.75 oz Sotol Platinum

1.0 oz Martini and Rossi Dry Vermouth

2.25 oz tomato water.

half a bar spoon of simple syrup

bar spoon of Sugar Cane Vinegar

Stir all ingredients with ice to chill and dilute. Strain into a martini glass lined with Bloody Mary Salt.*

 

To make Bloody Mary Salt combine the following in a small bowl

1/2 cup of Kosher Salt

1 teaspoon of celery salt

1/4 teaspoon black pepper

4 dashes of Tabasco

2 teaspoons of Worchestershire Sauce

Stir all ingredients together and pour onto a microwave safe plate. You want to spread out the mixture to have as thin of a layer of salt as possible. Microwave the plate for 1 minute. This should be enough time to evaporate the moisture in the salt and make it dry enough to work with.

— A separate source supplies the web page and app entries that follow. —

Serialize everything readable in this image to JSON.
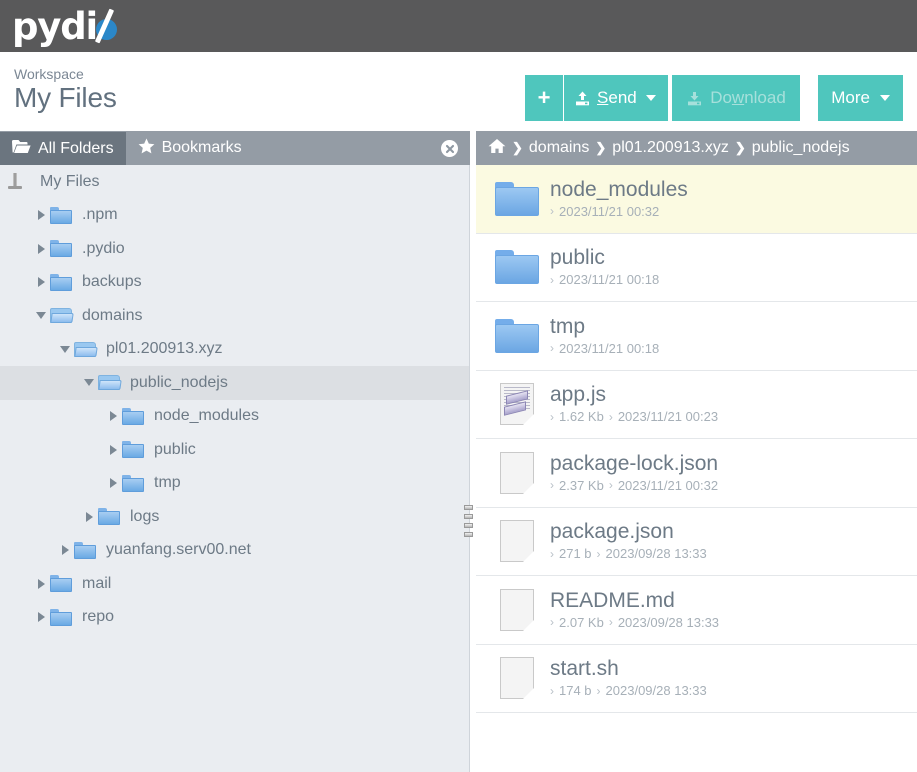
{
  "app": {
    "logo_text": "pydi",
    "logo_icon": "pydio-planet-logo"
  },
  "workspace": {
    "label": "Workspace",
    "title": "My Files"
  },
  "toolbar": {
    "new_label": "+",
    "new_icon": "plus-icon",
    "send_label": "Send",
    "send_icon": "upload-icon",
    "download_label": "Download",
    "download_icon": "download-icon",
    "download_disabled": true,
    "more_label": "More",
    "accent_color": "#4fc6bd",
    "disabled_text_color": "#a6e0db"
  },
  "tabs": {
    "items": [
      {
        "label": "All Folders",
        "icon": "open-folder-icon",
        "active": true
      },
      {
        "label": "Bookmarks",
        "icon": "star-icon",
        "active": false
      }
    ],
    "close_icon": "close-circle-icon"
  },
  "breadcrumb": {
    "home_icon": "home-icon",
    "separator": "❯",
    "items": [
      "domains",
      "pl01.200913.xyz",
      "public_nodejs"
    ]
  },
  "tree": {
    "root": {
      "label": "My Files",
      "icon": "drive-icon",
      "depth": 0
    },
    "nodes": [
      {
        "label": ".npm",
        "depth": 1,
        "state": "collapsed",
        "icon": "folder-closed-icon",
        "selected": false
      },
      {
        "label": ".pydio",
        "depth": 1,
        "state": "collapsed",
        "icon": "folder-closed-icon",
        "selected": false
      },
      {
        "label": "backups",
        "depth": 1,
        "state": "collapsed",
        "icon": "folder-closed-icon",
        "selected": false
      },
      {
        "label": "domains",
        "depth": 1,
        "state": "expanded",
        "icon": "folder-open-icon",
        "selected": false
      },
      {
        "label": "pl01.200913.xyz",
        "depth": 2,
        "state": "expanded",
        "icon": "folder-open-icon",
        "selected": false
      },
      {
        "label": "public_nodejs",
        "depth": 3,
        "state": "expanded",
        "icon": "folder-open-icon",
        "selected": true
      },
      {
        "label": "node_modules",
        "depth": 4,
        "state": "collapsed",
        "icon": "folder-closed-icon",
        "selected": false
      },
      {
        "label": "public",
        "depth": 4,
        "state": "collapsed",
        "icon": "folder-closed-icon",
        "selected": false
      },
      {
        "label": "tmp",
        "depth": 4,
        "state": "collapsed",
        "icon": "folder-closed-icon",
        "selected": false
      },
      {
        "label": "logs",
        "depth": 3,
        "state": "collapsed",
        "icon": "folder-closed-icon",
        "selected": false
      },
      {
        "label": "yuanfang.serv00.net",
        "depth": 2,
        "state": "collapsed",
        "icon": "folder-closed-icon",
        "selected": false
      },
      {
        "label": "mail",
        "depth": 1,
        "state": "collapsed",
        "icon": "folder-closed-icon",
        "selected": false
      },
      {
        "label": "repo",
        "depth": 1,
        "state": "collapsed",
        "icon": "folder-closed-icon",
        "selected": false
      }
    ]
  },
  "files": {
    "rows": [
      {
        "name": "node_modules",
        "type": "folder",
        "icon": "folder-icon",
        "size": "",
        "modified": "2023/11/21 00:32",
        "hover": true
      },
      {
        "name": "public",
        "type": "folder",
        "icon": "folder-icon",
        "size": "",
        "modified": "2023/11/21 00:18",
        "hover": false
      },
      {
        "name": "tmp",
        "type": "folder",
        "icon": "folder-icon",
        "size": "",
        "modified": "2023/11/21 00:18",
        "hover": false
      },
      {
        "name": "app.js",
        "type": "file",
        "icon": "js-file-icon",
        "size": "1.62 Kb",
        "modified": "2023/11/21 00:23",
        "hover": false
      },
      {
        "name": "package-lock.json",
        "type": "file",
        "icon": "document-icon",
        "size": "2.37 Kb",
        "modified": "2023/11/21 00:32",
        "hover": false
      },
      {
        "name": "package.json",
        "type": "file",
        "icon": "document-icon",
        "size": "271 b",
        "modified": "2023/09/28 13:33",
        "hover": false
      },
      {
        "name": "README.md",
        "type": "file",
        "icon": "document-icon",
        "size": "2.07 Kb",
        "modified": "2023/09/28 13:33",
        "hover": false
      },
      {
        "name": "start.sh",
        "type": "file",
        "icon": "document-icon",
        "size": "174 b",
        "modified": "2023/09/28 13:33",
        "hover": false
      }
    ],
    "meta_separator": "›",
    "hover_color": "#fbfae1"
  },
  "splitter": {
    "icon": "drag-handle-icon"
  }
}
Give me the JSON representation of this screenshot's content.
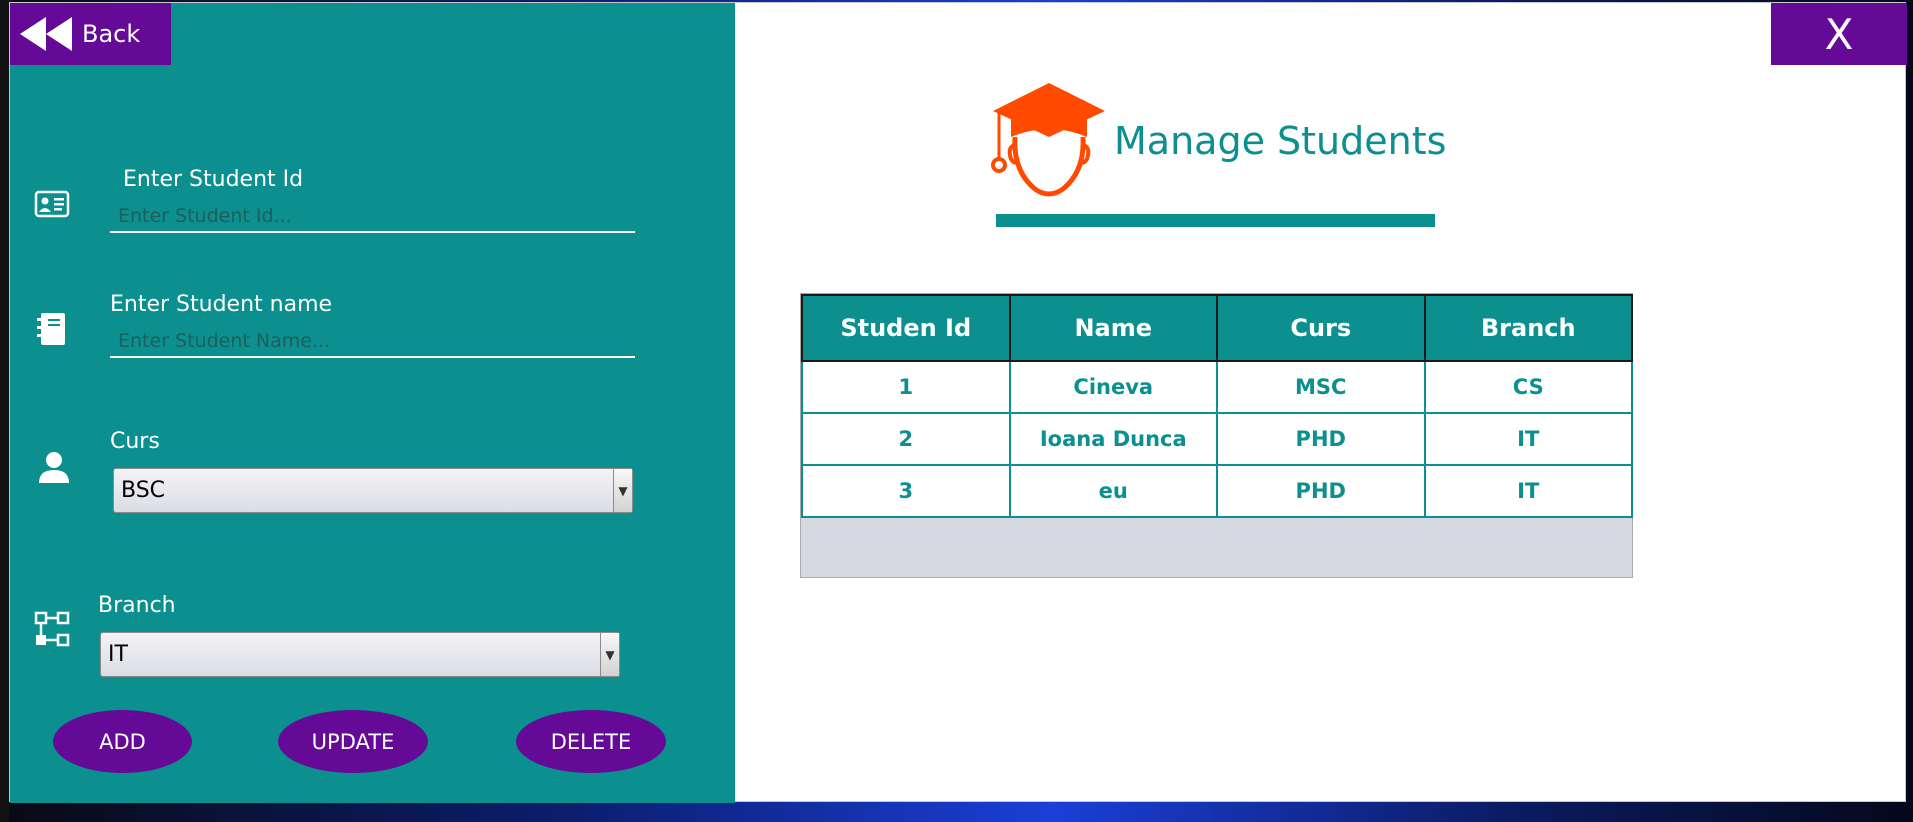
{
  "nav": {
    "back_label": "Back",
    "close_label": "X"
  },
  "header": {
    "title": "Manage Students"
  },
  "form": {
    "student_id": {
      "label": "Enter Student Id",
      "placeholder": "Enter Student Id...",
      "value": ""
    },
    "student_name": {
      "label": "Enter Student name",
      "placeholder": "Enter Student Name...",
      "value": ""
    },
    "curs": {
      "label": "Curs",
      "selected": "BSC"
    },
    "branch": {
      "label": "Branch",
      "selected": "IT"
    }
  },
  "buttons": {
    "add": "ADD",
    "update": "UPDATE",
    "delete": "DELETE"
  },
  "table": {
    "headers": [
      "Studen Id",
      "Name",
      "Curs",
      "Branch"
    ],
    "rows": [
      [
        "1",
        "Cineva",
        "MSC",
        "CS"
      ],
      [
        "2",
        "Ioana Dunca",
        "PHD",
        "IT"
      ],
      [
        "3",
        "eu",
        "PHD",
        "IT"
      ]
    ]
  },
  "colors": {
    "teal": "#0b8f8f",
    "purple": "#650a96",
    "logo_orange": "#ff4a00"
  },
  "icons": [
    "rewind-icon",
    "id-card-icon",
    "notebook-icon",
    "user-icon",
    "branch-icon",
    "student-graduate-icon"
  ]
}
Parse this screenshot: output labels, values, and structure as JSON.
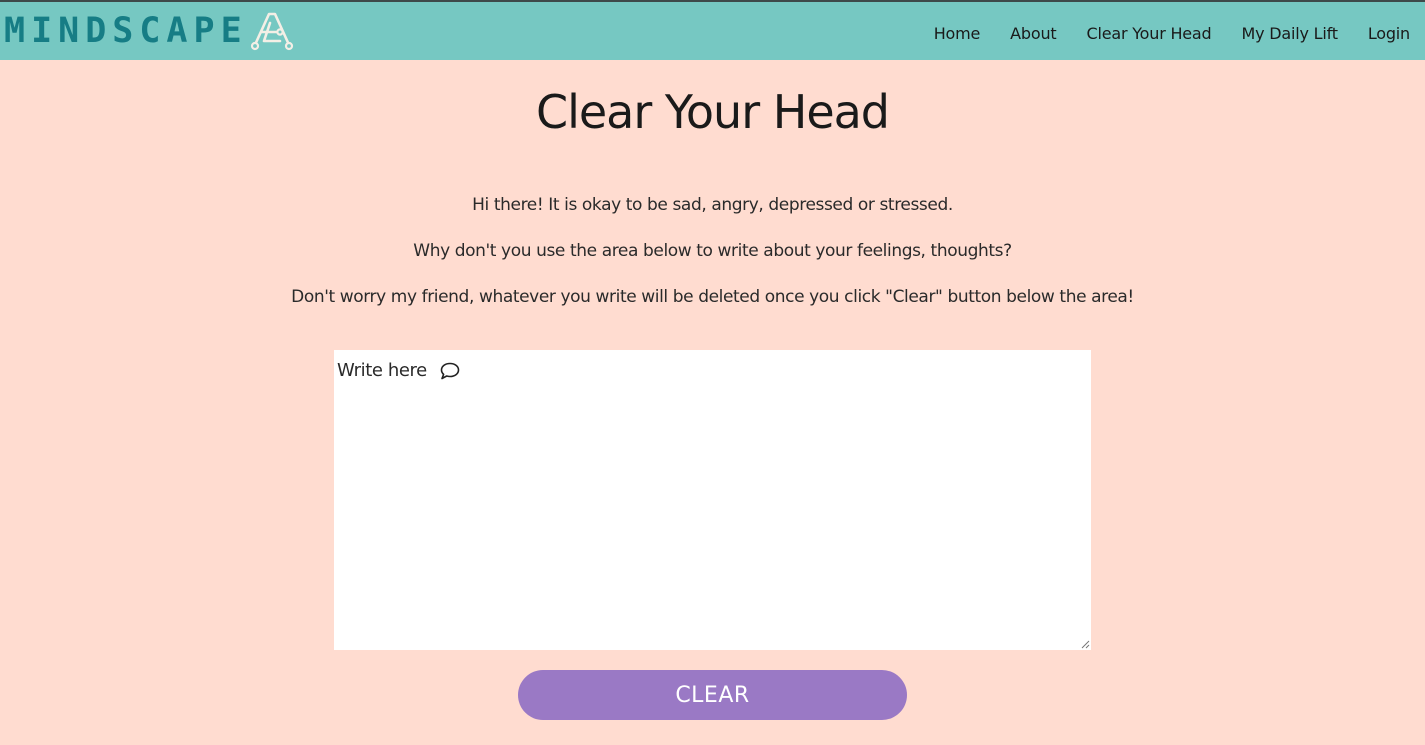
{
  "navbar": {
    "brand": "MINDSCAPE",
    "links": [
      "Home",
      "About",
      "Clear Your Head",
      "My Daily Lift",
      "Login"
    ]
  },
  "main": {
    "title": "Clear Your Head",
    "intro": [
      "Hi there! It is okay to be sad, angry, depressed or stressed.",
      "Why don't you use the area below to write about your feelings, thoughts?",
      "Don't worry my friend, whatever you write will be deleted once you click \"Clear\" button below the area!"
    ],
    "textarea": {
      "placeholder": "Write here",
      "value": ""
    },
    "clear_button": "CLEAR"
  },
  "colors": {
    "background": "#ffdcd0",
    "navbar": "#76c8c2",
    "brand": "#167d85",
    "button": "#9a79c5"
  }
}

Store in an air tight container.

 

Try your hand in Hans Solo-ing some fruits and veggies and let us know the outcome in the comments below!